=== Directions ===
An exact copy of the listing is what is needed here; write it out in full.

+++

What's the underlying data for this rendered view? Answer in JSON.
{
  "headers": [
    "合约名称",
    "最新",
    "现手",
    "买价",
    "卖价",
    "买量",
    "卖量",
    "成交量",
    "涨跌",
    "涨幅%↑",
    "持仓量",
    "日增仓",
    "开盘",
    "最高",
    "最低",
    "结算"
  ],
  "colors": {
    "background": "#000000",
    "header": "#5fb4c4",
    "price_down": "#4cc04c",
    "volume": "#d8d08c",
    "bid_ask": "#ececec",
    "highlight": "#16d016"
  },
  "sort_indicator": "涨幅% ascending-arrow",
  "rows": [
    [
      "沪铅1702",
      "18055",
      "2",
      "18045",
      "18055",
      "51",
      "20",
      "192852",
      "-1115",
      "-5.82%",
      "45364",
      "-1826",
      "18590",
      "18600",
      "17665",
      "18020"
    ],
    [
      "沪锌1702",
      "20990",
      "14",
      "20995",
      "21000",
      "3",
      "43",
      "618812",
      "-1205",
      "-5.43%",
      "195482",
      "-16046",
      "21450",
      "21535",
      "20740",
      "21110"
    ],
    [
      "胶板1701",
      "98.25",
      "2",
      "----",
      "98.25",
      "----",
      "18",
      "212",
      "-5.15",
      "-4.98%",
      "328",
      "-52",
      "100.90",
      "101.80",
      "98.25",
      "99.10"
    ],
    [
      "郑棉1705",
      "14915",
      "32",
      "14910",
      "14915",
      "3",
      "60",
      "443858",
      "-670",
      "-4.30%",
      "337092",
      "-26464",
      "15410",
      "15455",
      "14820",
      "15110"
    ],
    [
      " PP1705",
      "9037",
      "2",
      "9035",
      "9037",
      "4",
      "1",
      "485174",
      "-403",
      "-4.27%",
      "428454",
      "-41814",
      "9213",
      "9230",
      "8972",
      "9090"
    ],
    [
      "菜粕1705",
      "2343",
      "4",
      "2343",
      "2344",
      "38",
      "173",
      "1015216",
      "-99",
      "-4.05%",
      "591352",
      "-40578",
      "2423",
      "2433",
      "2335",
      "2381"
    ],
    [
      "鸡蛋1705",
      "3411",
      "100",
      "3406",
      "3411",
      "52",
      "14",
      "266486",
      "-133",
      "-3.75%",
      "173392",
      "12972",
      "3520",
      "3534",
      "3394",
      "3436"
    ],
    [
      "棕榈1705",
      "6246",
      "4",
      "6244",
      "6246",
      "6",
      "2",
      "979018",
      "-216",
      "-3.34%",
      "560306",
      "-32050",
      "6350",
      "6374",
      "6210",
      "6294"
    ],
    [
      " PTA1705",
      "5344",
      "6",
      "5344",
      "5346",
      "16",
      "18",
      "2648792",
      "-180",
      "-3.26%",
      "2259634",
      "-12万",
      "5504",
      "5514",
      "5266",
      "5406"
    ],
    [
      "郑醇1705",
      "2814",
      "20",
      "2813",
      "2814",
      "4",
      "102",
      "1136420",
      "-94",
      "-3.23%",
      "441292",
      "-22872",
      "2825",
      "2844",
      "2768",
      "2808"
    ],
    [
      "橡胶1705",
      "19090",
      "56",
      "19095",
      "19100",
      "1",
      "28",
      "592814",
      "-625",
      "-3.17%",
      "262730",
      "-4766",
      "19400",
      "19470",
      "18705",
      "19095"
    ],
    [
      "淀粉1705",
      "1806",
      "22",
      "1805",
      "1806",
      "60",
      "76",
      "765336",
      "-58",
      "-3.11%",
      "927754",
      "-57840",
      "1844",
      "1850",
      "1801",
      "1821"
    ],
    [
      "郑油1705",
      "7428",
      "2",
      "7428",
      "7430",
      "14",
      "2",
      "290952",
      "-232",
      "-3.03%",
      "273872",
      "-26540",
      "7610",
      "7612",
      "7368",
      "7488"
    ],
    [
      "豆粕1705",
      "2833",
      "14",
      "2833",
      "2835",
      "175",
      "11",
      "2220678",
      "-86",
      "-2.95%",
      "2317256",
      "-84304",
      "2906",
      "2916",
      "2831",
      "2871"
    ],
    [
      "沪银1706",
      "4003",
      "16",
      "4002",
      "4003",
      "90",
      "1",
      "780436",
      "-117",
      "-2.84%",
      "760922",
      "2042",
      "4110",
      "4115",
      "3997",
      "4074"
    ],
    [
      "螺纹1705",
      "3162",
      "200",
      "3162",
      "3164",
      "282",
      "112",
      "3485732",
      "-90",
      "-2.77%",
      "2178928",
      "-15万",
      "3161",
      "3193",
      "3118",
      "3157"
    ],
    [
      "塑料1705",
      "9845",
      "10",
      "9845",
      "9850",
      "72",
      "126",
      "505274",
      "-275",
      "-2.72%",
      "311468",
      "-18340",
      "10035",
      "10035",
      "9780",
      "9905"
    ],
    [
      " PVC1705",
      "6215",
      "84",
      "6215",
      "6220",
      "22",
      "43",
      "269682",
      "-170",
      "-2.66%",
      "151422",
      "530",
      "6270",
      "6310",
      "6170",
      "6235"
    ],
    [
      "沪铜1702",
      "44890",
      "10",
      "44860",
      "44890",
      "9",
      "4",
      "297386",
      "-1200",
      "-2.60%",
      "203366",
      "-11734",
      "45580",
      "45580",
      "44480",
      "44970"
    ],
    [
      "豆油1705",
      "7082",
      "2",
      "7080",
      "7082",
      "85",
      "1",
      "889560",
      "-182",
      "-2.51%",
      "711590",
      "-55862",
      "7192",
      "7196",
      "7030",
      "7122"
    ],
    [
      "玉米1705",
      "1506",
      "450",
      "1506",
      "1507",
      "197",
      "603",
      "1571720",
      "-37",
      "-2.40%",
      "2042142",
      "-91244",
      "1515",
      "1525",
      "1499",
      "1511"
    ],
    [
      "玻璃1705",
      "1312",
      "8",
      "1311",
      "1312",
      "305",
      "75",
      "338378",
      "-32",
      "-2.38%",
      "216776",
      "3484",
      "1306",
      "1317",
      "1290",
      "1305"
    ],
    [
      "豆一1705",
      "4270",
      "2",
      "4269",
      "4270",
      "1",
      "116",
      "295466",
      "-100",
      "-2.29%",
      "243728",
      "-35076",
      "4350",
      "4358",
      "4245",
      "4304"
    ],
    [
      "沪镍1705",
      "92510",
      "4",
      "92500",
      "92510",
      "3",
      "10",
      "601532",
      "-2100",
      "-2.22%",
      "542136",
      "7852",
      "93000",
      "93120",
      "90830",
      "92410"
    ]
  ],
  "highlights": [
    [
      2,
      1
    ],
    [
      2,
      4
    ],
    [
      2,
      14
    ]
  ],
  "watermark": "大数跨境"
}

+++

=== Expected answer ===
What's the underlying data for this rendered view? Answer in JSON.
{
  "headers": [
    "合约名称",
    "最新",
    "现手",
    "买价",
    "卖价",
    "买量",
    "卖量",
    "成交量",
    "涨跌",
    "涨幅%↑",
    "持仓量",
    "日增仓",
    "开盘",
    "最高",
    "最低",
    "结算"
  ],
  "colors": {
    "background": "#000000",
    "header": "#5fb4c4",
    "price_down": "#4cc04c",
    "volume": "#d8d08c",
    "bid_ask": "#ececec",
    "highlight": "#16d016"
  },
  "sort_indicator": "涨幅% ascending-arrow",
  "rows": [
    [
      "沪铅1702",
      "18055",
      "2",
      "18045",
      "18055",
      "51",
      "20",
      "192852",
      "-1115",
      "-5.82%",
      "45364",
      "-1826",
      "18590",
      "18600",
      "17665",
      "18020"
    ],
    [
      "沪锌1702",
      "20990",
      "14",
      "20995",
      "21000",
      "3",
      "43",
      "618812",
      "-1205",
      "-5.43%",
      "195482",
      "-16046",
      "21450",
      "21535",
      "20740",
      "21110"
    ],
    [
      "胶板1701",
      "98.25",
      "2",
      "----",
      "98.25",
      "----",
      "18",
      "212",
      "-5.15",
      "-4.98%",
      "328",
      "-52",
      "100.90",
      "101.80",
      "98.25",
      "99.10"
    ],
    [
      "郑棉1705",
      "14915",
      "32",
      "14910",
      "14915",
      "3",
      "60",
      "443858",
      "-670",
      "-4.30%",
      "337092",
      "-26464",
      "15410",
      "15455",
      "14820",
      "15110"
    ],
    [
      " PP1705",
      "9037",
      "2",
      "9035",
      "9037",
      "4",
      "1",
      "485174",
      "-403",
      "-4.27%",
      "428454",
      "-41814",
      "9213",
      "9230",
      "8972",
      "9090"
    ],
    [
      "菜粕1705",
      "2343",
      "4",
      "2343",
      "2344",
      "38",
      "173",
      "1015216",
      "-99",
      "-4.05%",
      "591352",
      "-40578",
      "2423",
      "2433",
      "2335",
      "2381"
    ],
    [
      "鸡蛋1705",
      "3411",
      "100",
      "3406",
      "3411",
      "52",
      "14",
      "266486",
      "-133",
      "-3.75%",
      "173392",
      "12972",
      "3520",
      "3534",
      "3394",
      "3436"
    ],
    [
      "棕榈1705",
      "6246",
      "4",
      "6244",
      "6246",
      "6",
      "2",
      "979018",
      "-216",
      "-3.34%",
      "560306",
      "-32050",
      "6350",
      "6374",
      "6210",
      "6294"
    ],
    [
      " PTA1705",
      "5344",
      "6",
      "5344",
      "5346",
      "16",
      "18",
      "2648792",
      "-180",
      "-3.26%",
      "2259634",
      "-12万",
      "5504",
      "5514",
      "5266",
      "5406"
    ],
    [
      "郑醇1705",
      "2814",
      "20",
      "2813",
      "2814",
      "4",
      "102",
      "1136420",
      "-94",
      "-3.23%",
      "441292",
      "-22872",
      "2825",
      "2844",
      "2768",
      "2808"
    ],
    [
      "橡胶1705",
      "19090",
      "56",
      "19095",
      "19100",
      "1",
      "28",
      "592814",
      "-625",
      "-3.17%",
      "262730",
      "-4766",
      "19400",
      "19470",
      "18705",
      "19095"
    ],
    [
      "淀粉1705",
      "1806",
      "22",
      "1805",
      "1806",
      "60",
      "76",
      "765336",
      "-58",
      "-3.11%",
      "927754",
      "-57840",
      "1844",
      "1850",
      "1801",
      "1821"
    ],
    [
      "郑油1705",
      "7428",
      "2",
      "7428",
      "7430",
      "14",
      "2",
      "290952",
      "-232",
      "-3.03%",
      "273872",
      "-26540",
      "7610",
      "7612",
      "7368",
      "7488"
    ],
    [
      "豆粕1705",
      "2833",
      "14",
      "2833",
      "2835",
      "175",
      "11",
      "2220678",
      "-86",
      "-2.95%",
      "2317256",
      "-84304",
      "2906",
      "2916",
      "2831",
      "2871"
    ],
    [
      "沪银1706",
      "4003",
      "16",
      "4002",
      "4003",
      "90",
      "1",
      "780436",
      "-117",
      "-2.84%",
      "760922",
      "2042",
      "4110",
      "4115",
      "3997",
      "4074"
    ],
    [
      "螺纹1705",
      "3162",
      "200",
      "3162",
      "3164",
      "282",
      "112",
      "3485732",
      "-90",
      "-2.77%",
      "2178928",
      "-15万",
      "3161",
      "3193",
      "3118",
      "3157"
    ],
    [
      "塑料1705",
      "9845",
      "10",
      "9845",
      "9850",
      "72",
      "126",
      "505274",
      "-275",
      "-2.72%",
      "311468",
      "-18340",
      "10035",
      "10035",
      "9780",
      "9905"
    ],
    [
      " PVC1705",
      "6215",
      "84",
      "6215",
      "6220",
      "22",
      "43",
      "269682",
      "-170",
      "-2.66%",
      "151422",
      "530",
      "6270",
      "6310",
      "6170",
      "6235"
    ],
    [
      "沪铜1702",
      "44890",
      "10",
      "44860",
      "44890",
      "9",
      "4",
      "297386",
      "-1200",
      "-2.60%",
      "203366",
      "-11734",
      "45580",
      "45580",
      "44480",
      "44970"
    ],
    [
      "豆油1705",
      "7082",
      "2",
      "7080",
      "7082",
      "85",
      "1",
      "889560",
      "-182",
      "-2.51%",
      "711590",
      "-55862",
      "7192",
      "7196",
      "7030",
      "7122"
    ],
    [
      "玉米1705",
      "1506",
      "450",
      "1506",
      "1507",
      "197",
      "603",
      "1571720",
      "-37",
      "-2.40%",
      "2042142",
      "-91244",
      "1515",
      "1525",
      "1499",
      "1511"
    ],
    [
      "玻璃1705",
      "1312",
      "8",
      "1311",
      "1312",
      "305",
      "75",
      "338378",
      "-32",
      "-2.38%",
      "216776",
      "3484",
      "1306",
      "1317",
      "1290",
      "1305"
    ],
    [
      "豆一1705",
      "4270",
      "2",
      "4269",
      "4270",
      "1",
      "116",
      "295466",
      "-100",
      "-2.29%",
      "243728",
      "-35076",
      "4350",
      "4358",
      "4245",
      "4304"
    ],
    [
      "沪镍1705",
      "92510",
      "4",
      "92500",
      "92510",
      "3",
      "10",
      "601532",
      "-2100",
      "-2.22%",
      "542136",
      "7852",
      "93000",
      "93120",
      "90830",
      "92410"
    ]
  ],
  "highlights": [
    [
      2,
      1
    ],
    [
      2,
      4
    ],
    [
      2,
      14
    ]
  ],
  "watermark": "大数跨境"
}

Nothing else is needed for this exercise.